(Excerpts from an interface dataset)
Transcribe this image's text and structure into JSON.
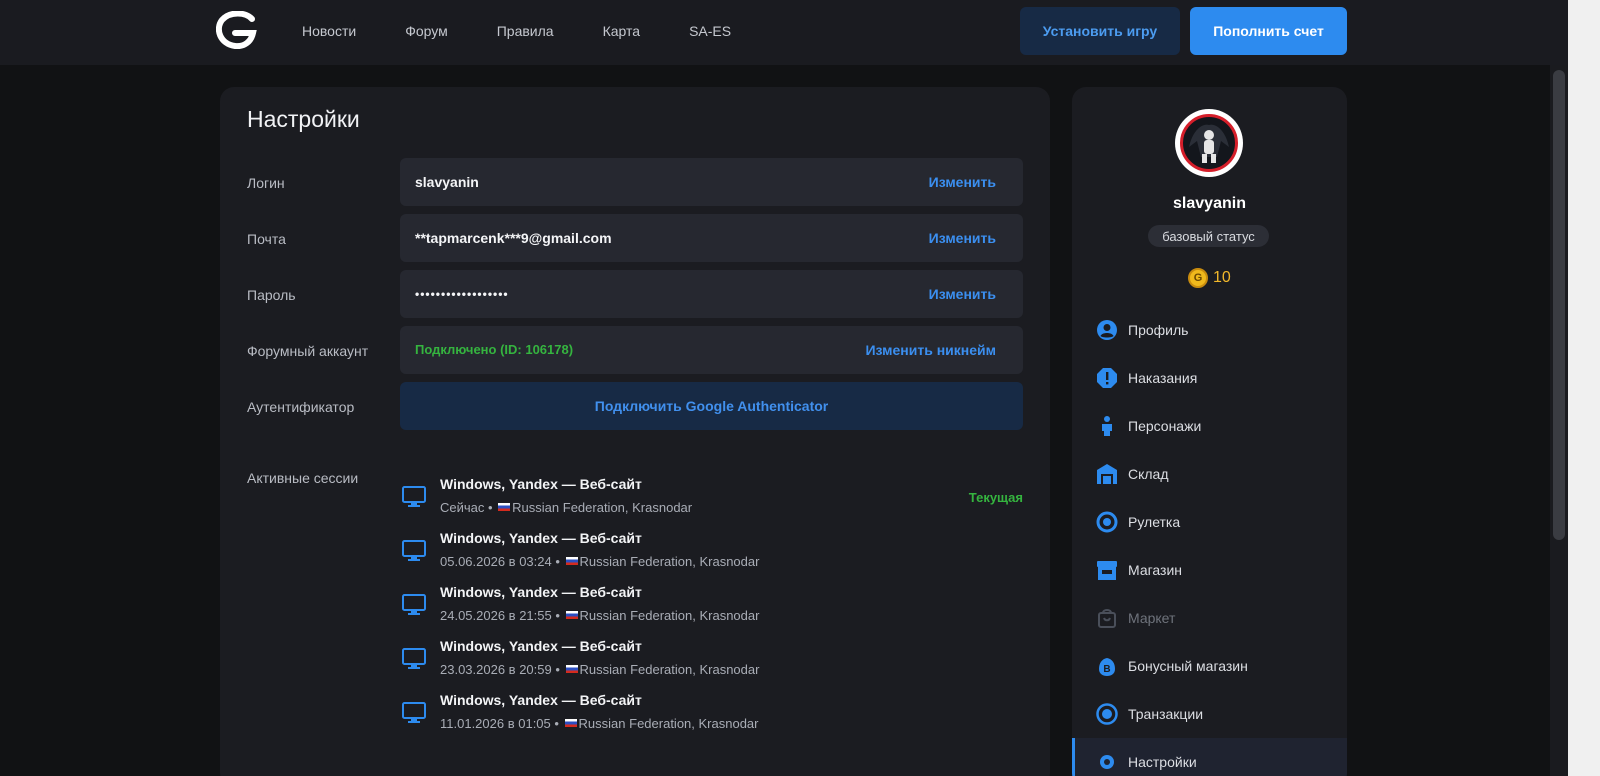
{
  "header": {
    "nav": [
      "Новости",
      "Форум",
      "Правила",
      "Карта",
      "SA-ES"
    ],
    "install_label": "Установить игру",
    "topup_label": "Пополнить счет"
  },
  "settings": {
    "title": "Настройки",
    "login": {
      "label": "Логин",
      "value": "slavyanin",
      "action": "Изменить"
    },
    "email": {
      "label": "Почта",
      "value": "**tapmarcenk***9@gmail.com",
      "action": "Изменить"
    },
    "password": {
      "label": "Пароль",
      "value": "••••••••••••••••••",
      "action": "Изменить"
    },
    "forum": {
      "label": "Форумный аккаунт",
      "value": "Подключено (ID: 106178)",
      "action": "Изменить никнейм"
    },
    "auth": {
      "label": "Аутентификатор",
      "button": "Подключить Google Authenticator"
    },
    "sessions_label": "Активные сессии",
    "sessions": [
      {
        "title": "Windows, Yandex — Веб-сайт",
        "time": "Сейчас",
        "location": "Russian Federation, Krasnodar",
        "current": "Текущая"
      },
      {
        "title": "Windows, Yandex — Веб-сайт",
        "time": "05.06.2026 в 03:24",
        "location": "Russian Federation, Krasnodar"
      },
      {
        "title": "Windows, Yandex — Веб-сайт",
        "time": "24.05.2026 в 21:55",
        "location": "Russian Federation, Krasnodar"
      },
      {
        "title": "Windows, Yandex — Веб-сайт",
        "time": "23.03.2026 в 20:59",
        "location": "Russian Federation, Krasnodar"
      },
      {
        "title": "Windows, Yandex — Веб-сайт",
        "time": "11.01.2026 в 01:05",
        "location": "Russian Federation, Krasnodar"
      }
    ]
  },
  "sidebar": {
    "username": "slavyanin",
    "status": "базовый статус",
    "coins": "10",
    "coin_glyph": "G",
    "menu": [
      "Профиль",
      "Наказания",
      "Персонажи",
      "Склад",
      "Рулетка",
      "Магазин",
      "Маркет",
      "Бонусный магазин",
      "Транзакции",
      "Настройки"
    ]
  },
  "colors": {
    "accent": "#2d8bef",
    "success": "#35b43f",
    "coin": "#f0b91c"
  }
}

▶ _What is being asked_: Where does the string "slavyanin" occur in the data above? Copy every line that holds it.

▶ _Output below_:
      "value": "slavyanin",
    "username": "slavyanin",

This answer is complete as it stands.